Whistleblower status is the very definition of being stuck between a rock and a hard place for CISOs. Being thrown into the hot seat, even when the CISO has done everything correctly, is a very unenviable position, leaving CISOs with the most consequential decision of their careers: Do you risk getting sued by the SEC? Or do you pull the proverbial fire alarm on your own employer under legal whistleblower protection and risk employment termination?

The Sarbanes-Oxley Act is simply not the safety net that CISOs need. With no assurances regarding employment status, CISOs can be faced with two horrible options regarding their career path, even when they have handled their personal responsibilities within their job description.

Building a Well-Reasoned and Defendable Cybersecurity Program

The most straight-forward, yet most daunting task for CISOs to avoid negative repercussions of the SEC regulations is to build a well-reasoned and defendable cybersecurity program that consists of four key elements: Defining Material Risk, Identifying Threats, Assessing Threats, and Managing Threats:

  • Determine what is material: The cybersecurity industry has yet to define “Material Risk,” but the SEC has provided rough guidelines in the charges against SolarWinds. Instead of getting hung up on the definition of material, consider replacing this determination with the demonstration of the tangible impact of a breach on organizational networks. The modern CISO must be able to demonstrate, with certainty, the extent to which the organization and individuals were impacted.
  • Identifying threats: The modern CISO must also possess the ability to build and maintain a continuously updated threat model of the organization, including size, geography, infrastructure, type of data being protected, and critical assets. From there, the CISO will be able to define the most likely threat actors targeting their organization. They will then need to identify and prioritize organizational vulnerabilities.
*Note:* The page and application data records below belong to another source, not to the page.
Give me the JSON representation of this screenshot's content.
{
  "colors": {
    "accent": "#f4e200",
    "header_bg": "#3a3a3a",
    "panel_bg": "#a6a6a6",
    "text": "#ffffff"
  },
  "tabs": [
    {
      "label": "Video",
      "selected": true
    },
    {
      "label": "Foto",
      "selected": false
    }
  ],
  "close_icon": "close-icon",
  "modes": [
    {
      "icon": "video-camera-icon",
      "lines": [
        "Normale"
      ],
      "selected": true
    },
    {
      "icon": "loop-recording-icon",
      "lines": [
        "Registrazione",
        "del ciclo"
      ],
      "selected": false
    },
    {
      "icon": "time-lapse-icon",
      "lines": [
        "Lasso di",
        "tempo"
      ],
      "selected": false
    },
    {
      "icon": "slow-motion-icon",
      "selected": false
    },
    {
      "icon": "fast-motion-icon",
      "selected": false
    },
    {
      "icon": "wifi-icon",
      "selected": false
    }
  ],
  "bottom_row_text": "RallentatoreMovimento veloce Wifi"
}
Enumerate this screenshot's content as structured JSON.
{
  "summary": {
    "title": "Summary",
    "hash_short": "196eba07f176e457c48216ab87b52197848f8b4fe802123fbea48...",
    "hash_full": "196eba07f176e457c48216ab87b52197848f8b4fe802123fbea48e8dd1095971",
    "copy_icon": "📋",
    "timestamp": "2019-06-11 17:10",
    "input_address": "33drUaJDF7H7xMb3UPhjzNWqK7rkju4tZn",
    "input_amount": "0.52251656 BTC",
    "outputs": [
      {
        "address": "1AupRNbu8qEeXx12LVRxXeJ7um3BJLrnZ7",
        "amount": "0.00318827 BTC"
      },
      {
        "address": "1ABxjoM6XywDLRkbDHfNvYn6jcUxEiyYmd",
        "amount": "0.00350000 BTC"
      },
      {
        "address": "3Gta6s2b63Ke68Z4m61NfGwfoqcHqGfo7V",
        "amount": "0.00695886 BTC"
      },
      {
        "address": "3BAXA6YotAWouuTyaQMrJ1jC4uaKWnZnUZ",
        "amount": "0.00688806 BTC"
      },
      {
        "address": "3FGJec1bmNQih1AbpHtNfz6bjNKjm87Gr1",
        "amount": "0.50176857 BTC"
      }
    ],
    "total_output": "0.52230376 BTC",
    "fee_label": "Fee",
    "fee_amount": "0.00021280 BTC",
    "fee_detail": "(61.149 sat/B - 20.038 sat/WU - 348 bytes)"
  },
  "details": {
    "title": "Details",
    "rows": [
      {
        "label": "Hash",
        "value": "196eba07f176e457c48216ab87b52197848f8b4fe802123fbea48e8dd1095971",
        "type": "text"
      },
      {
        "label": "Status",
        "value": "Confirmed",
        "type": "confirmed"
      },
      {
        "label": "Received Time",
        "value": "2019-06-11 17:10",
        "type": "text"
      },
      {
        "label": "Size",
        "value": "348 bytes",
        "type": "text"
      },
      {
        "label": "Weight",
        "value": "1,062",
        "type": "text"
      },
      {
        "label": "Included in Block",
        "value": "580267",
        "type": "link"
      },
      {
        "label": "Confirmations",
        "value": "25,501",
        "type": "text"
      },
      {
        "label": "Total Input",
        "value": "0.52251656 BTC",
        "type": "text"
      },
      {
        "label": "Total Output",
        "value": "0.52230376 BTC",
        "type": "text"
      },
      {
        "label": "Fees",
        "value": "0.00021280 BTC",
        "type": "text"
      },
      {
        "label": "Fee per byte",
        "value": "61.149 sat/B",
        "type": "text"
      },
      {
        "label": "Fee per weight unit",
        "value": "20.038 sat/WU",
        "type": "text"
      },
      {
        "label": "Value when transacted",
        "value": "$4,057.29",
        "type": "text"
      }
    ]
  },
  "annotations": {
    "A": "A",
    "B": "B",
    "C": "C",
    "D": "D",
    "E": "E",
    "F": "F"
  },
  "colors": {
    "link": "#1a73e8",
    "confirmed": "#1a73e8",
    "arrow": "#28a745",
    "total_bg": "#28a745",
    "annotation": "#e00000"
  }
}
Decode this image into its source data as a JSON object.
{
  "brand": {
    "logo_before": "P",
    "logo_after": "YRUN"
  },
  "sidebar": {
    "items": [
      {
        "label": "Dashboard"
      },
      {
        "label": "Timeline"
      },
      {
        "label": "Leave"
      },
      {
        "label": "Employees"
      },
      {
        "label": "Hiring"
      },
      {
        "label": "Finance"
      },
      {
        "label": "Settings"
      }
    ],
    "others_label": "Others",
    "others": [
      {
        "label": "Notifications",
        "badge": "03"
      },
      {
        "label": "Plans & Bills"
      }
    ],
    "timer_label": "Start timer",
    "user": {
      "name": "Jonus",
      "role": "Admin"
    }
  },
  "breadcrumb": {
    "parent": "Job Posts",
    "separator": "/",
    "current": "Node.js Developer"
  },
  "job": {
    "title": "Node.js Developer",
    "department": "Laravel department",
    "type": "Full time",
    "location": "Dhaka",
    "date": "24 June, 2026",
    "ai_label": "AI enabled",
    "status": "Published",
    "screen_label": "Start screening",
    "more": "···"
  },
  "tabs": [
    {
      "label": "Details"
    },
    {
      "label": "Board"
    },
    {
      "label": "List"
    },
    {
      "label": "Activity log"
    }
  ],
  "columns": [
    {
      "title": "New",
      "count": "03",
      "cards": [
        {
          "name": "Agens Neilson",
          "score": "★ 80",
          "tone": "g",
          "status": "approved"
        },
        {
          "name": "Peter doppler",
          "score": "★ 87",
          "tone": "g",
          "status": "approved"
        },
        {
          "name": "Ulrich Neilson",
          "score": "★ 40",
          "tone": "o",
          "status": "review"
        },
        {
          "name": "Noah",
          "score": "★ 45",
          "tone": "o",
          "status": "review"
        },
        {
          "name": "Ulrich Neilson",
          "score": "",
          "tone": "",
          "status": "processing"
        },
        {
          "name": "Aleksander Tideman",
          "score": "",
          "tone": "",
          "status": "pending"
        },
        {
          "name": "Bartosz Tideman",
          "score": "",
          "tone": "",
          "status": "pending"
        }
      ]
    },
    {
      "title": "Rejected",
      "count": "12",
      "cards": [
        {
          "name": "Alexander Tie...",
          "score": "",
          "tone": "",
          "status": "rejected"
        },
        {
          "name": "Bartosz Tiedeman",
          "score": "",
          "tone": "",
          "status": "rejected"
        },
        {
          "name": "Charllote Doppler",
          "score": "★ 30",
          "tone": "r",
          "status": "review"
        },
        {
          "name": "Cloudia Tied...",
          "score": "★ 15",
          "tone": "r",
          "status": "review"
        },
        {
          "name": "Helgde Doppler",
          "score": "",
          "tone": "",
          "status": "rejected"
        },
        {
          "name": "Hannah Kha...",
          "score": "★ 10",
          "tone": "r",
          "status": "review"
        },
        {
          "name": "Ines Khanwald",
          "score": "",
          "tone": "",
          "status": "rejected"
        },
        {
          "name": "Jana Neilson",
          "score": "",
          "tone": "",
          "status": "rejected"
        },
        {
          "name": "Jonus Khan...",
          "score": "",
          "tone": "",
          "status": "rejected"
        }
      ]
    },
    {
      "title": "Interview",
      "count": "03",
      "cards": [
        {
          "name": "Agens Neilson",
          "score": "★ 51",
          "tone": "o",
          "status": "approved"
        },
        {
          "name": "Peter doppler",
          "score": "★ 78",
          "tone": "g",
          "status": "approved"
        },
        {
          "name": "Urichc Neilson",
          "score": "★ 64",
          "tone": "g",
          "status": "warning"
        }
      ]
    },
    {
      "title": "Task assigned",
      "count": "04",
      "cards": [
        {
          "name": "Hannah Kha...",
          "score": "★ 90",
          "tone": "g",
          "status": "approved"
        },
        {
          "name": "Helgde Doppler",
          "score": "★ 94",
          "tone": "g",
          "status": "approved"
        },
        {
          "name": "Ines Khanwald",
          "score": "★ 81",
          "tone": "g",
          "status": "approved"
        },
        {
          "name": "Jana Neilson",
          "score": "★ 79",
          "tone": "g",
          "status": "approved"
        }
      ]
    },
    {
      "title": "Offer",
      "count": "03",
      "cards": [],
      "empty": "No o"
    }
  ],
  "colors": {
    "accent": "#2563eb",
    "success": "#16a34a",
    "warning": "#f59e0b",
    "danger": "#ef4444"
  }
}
Gone are the days of a “first in, first out” method of patching prioritization based on a CVSS score. Make no mistake, only 2-7 percent of exploited vulnerabilities are actually targeted by threat actors, according to the Forum of Incident and Response Teams (FIRST). The responsibility, now more than ever, falls on the CISO to shore up where the adversary will most likely target the organization.
  • Assessing the threat: It is clear that the SEC believes that threat is integral to risk, leading the CISO to a defined set of threats versus assessing defenses against basic risk scores. The modern CISO should look to CISA for Tier I threat information, the NSA and US Cyber Command for Tier II, large scale commercial threat intelligence companies for Tier III, and lastly, single source intelligence providers for Tier IV.
  • Managing threats and vulnerabilities: Managing your threats and vulnerabilities is dependent on mapping relative security controls to the adversary, their TTPs, and their targets. Think of this as the “who, how, and where” of your security program. The organization must have the proper visibility and detection logic in place. Relying on the word of a third-party vendor that their product satisfies current regulations in place is simply not good enough and does not protect the CISO from indemnification. To effectively manage threats and vulnerabilities, CISOs should maintain a real-time feed of the security environment with a heavy focus on security entropy or “environmental drift.”

The bottom line is adopting aggressive changes such as the ones set forth by the SEC certainly will remain a challenge, but forcing progressive changes, such as leveraging TTP-based threat intelligence, gaining a holistic view of threat environments, and proactive planning of cybersecurity programs will take aim at bettering the cybersecurity industry as a whole for years to come.

Patrick “Pat” Arvidson is Chief Strategist/Evangelist, Interpres Security.

Photo credit: Den Rise / Shutterstock

Comments are closed.

© 1998-2024 BetaNews, Inc. All Rights Reserved. Privacy Policy - Cookie Policy.